When baking bread, a layer of flour is distributed across the work surface to discourage the dough from sticking and at the same time allow for the tension that helps the loaf maintain its shape. Scholarly rigor is unevenly dusted throughout Taste, and the results are somewhat sticky. It is apparent that Packard knows her way around food history, but chapter one’s discussion of the Great Depression would have benefited from more substantive sources to support her generalized statements. Packard is prone to dangling declarations proclaiming a thing to be true and then moving on quickly without further explanation.
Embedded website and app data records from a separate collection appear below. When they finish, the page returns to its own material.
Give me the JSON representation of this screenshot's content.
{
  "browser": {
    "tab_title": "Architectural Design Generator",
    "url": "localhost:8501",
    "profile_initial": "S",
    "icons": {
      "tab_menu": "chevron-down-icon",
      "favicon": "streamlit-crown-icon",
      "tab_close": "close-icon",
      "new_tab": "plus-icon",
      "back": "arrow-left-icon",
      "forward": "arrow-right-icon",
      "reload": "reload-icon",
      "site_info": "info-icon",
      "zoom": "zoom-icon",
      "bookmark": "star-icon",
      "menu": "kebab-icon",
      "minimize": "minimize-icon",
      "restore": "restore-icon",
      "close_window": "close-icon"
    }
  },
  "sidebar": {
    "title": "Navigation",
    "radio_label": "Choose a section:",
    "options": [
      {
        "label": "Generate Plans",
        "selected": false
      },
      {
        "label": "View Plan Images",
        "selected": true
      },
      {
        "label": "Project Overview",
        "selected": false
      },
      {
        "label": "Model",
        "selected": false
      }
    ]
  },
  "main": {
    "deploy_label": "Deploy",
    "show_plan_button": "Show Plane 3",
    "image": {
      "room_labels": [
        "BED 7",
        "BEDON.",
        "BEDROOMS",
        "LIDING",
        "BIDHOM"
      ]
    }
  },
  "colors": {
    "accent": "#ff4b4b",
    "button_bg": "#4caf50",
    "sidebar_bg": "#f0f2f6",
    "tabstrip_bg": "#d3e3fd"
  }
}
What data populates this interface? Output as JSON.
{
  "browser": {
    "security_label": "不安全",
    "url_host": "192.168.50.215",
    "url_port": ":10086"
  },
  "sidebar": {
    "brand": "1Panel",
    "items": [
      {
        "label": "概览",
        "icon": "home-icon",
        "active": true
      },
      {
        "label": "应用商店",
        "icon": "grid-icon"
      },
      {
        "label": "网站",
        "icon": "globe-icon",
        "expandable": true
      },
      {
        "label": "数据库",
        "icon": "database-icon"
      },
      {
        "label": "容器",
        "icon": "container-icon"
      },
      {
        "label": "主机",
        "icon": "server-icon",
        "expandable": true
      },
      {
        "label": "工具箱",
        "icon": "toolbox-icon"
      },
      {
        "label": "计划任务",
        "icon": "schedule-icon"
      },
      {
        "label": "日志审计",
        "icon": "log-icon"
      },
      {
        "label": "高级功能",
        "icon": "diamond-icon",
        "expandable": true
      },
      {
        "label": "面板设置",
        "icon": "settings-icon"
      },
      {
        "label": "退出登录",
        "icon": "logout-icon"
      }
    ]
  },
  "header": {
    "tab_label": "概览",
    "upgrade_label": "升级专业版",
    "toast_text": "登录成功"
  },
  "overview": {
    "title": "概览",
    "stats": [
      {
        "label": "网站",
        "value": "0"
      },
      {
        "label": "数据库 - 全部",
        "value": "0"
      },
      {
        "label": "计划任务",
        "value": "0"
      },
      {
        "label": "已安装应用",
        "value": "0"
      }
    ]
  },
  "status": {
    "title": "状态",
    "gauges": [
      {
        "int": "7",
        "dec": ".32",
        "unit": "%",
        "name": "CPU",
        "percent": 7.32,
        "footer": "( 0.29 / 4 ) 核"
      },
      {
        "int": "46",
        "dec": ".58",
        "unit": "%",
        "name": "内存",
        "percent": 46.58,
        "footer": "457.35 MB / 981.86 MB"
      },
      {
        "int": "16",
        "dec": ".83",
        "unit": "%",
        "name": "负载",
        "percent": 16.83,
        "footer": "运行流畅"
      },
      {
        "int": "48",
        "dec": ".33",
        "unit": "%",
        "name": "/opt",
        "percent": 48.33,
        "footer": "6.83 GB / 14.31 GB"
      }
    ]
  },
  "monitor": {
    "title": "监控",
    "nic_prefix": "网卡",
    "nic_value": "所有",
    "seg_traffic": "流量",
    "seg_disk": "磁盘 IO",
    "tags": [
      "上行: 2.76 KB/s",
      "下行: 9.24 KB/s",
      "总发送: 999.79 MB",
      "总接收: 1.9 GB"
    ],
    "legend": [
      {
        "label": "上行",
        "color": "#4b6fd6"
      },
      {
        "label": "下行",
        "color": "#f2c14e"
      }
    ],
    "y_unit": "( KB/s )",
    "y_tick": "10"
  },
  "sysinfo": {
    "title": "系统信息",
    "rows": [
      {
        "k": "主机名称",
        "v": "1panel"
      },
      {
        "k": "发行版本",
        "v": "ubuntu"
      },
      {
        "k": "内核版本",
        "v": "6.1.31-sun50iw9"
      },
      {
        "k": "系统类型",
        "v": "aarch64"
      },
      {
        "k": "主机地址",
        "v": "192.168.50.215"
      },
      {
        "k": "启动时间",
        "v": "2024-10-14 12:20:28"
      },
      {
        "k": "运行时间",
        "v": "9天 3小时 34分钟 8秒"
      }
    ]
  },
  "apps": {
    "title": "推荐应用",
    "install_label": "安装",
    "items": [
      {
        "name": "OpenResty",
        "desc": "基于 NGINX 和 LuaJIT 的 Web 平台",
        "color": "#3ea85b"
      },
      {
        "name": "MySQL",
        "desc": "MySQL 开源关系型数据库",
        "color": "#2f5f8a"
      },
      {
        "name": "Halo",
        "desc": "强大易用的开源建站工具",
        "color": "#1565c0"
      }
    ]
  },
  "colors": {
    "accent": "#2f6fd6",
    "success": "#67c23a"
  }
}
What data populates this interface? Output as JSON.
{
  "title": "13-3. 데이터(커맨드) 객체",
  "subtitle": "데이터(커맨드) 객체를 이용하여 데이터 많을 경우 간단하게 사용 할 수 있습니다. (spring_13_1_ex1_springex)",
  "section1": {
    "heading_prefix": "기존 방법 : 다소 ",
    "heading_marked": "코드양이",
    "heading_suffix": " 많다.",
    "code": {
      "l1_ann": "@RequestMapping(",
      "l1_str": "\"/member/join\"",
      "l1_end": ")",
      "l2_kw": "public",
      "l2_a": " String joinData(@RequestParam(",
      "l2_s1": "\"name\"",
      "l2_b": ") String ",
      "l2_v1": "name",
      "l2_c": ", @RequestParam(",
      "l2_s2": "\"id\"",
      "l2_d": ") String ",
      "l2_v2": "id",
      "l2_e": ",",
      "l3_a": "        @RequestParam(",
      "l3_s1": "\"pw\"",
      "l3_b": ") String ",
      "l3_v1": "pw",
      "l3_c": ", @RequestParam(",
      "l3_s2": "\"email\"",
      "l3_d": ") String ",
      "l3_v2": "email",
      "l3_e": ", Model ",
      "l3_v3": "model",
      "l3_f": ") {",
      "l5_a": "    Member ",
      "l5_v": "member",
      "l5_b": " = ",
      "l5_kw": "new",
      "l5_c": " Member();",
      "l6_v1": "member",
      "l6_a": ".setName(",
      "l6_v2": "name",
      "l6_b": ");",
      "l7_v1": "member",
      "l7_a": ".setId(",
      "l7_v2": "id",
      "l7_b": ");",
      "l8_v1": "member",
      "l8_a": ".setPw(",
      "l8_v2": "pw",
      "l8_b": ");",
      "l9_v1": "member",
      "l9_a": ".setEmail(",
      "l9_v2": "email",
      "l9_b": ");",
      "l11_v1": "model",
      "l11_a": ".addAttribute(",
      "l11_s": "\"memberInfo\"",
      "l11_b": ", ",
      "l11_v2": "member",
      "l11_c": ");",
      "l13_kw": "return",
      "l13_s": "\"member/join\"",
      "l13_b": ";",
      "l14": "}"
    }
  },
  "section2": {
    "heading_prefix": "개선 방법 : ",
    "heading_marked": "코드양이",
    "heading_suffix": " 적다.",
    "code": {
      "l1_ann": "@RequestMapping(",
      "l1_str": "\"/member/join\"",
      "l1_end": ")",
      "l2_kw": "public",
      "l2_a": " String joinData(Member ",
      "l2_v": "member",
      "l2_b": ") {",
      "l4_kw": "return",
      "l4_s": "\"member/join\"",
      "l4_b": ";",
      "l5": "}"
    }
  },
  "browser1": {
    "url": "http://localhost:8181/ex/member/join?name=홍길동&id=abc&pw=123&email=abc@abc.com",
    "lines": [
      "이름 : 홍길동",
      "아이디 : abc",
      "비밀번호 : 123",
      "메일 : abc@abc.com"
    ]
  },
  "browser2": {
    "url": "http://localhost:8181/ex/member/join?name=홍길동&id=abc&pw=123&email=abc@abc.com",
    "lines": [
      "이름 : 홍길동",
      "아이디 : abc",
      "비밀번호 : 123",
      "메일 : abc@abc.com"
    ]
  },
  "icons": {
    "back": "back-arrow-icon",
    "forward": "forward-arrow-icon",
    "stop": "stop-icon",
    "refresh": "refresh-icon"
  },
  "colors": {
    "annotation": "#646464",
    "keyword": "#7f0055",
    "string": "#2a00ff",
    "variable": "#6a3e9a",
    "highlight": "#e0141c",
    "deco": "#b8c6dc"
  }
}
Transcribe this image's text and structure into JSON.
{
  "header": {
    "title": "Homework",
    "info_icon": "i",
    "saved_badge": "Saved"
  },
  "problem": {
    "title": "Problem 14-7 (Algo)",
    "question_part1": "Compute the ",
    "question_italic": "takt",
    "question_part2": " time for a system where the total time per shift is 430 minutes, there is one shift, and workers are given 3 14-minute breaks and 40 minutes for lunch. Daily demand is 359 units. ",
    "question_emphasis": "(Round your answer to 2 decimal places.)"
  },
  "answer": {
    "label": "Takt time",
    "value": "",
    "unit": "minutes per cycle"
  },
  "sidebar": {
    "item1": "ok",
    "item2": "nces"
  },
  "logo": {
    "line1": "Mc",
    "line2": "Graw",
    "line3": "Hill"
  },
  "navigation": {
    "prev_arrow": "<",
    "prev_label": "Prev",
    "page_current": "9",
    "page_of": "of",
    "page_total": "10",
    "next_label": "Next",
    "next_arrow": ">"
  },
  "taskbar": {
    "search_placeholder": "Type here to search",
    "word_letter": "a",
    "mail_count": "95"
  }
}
In her introduction, she claims “Many musicals are based on stories that originated long ago in lands far from the stages of Broadway.” She does not give any examples, and this statement turns out to be untrue for most of the 29 musicals she examines in Taste. When referring to the creative teams behind the musicals, Packard’s tone is sometimes jarringly informal. Director and Choreographer Jerome Robbins is first introduced by his nickname Jerry before later being called Jerome Robbins. Theatre Guild founder Theresa Helburn appears only as Terry, a name used by her close friends. Given that Helburn died in 1959, it is unlikely that she and Packard maintained an intimate friendship justifying the nickname usage.
Packard’s choice of musicals feels equally inconsistent. She gives devoted attention to Face the Music and As Thousands Cheer, two musicals from the 1930s that have not seen a full scale Broadway revival in over eighty years, but does not take the opportunity to investigate recent musicals. Aside from the 2015 musical Waitress and a brief paragraph on 2010’s The Scottsboro Boys, Packard ignores the last 15 years of musical theater. An entire section of chapter two is devoted to Rodgers and Hammerstein’s State Fair (originally written as a movie musical and only later adapted for the stage), but no reference is made to Tony Kushner’s 2003 Caroline, or Change, a musical that presents multiple ways race, class, and cultural identity intersect through food. While Packard looks at food through these topics, her failure to mention this show strikes this reader as a glaring omission. Ignored too are the excessive sandwiches of 2008’s Next to Normal, an instance when food sends a clear message that all is not well in the nuclear family at the show’s heart. Of course, it is neither possible nor advisable to mention every show, but choosing not to acknowledge so much of the last fifteen years of musical theater weakens Packard’s argument for the continuing significance of food as it sung about and shown on stage.
Though the organizing principles of A Taste of Broadway mush together, for the most part, like so much casserole, the subject of Packard’s study is worthy. Food studies is still a relatively new field, and there is a dearth of scholarship connecting food to performance. In looking at food through the lens of musical theater, Packard elevates a subject perhaps taken for granted and invites response and further investigation. It certainly whets the appetite.
Morgen Stevens-Garmon is the Associate Curator for the Theater Collection at the Museum of the City of New York.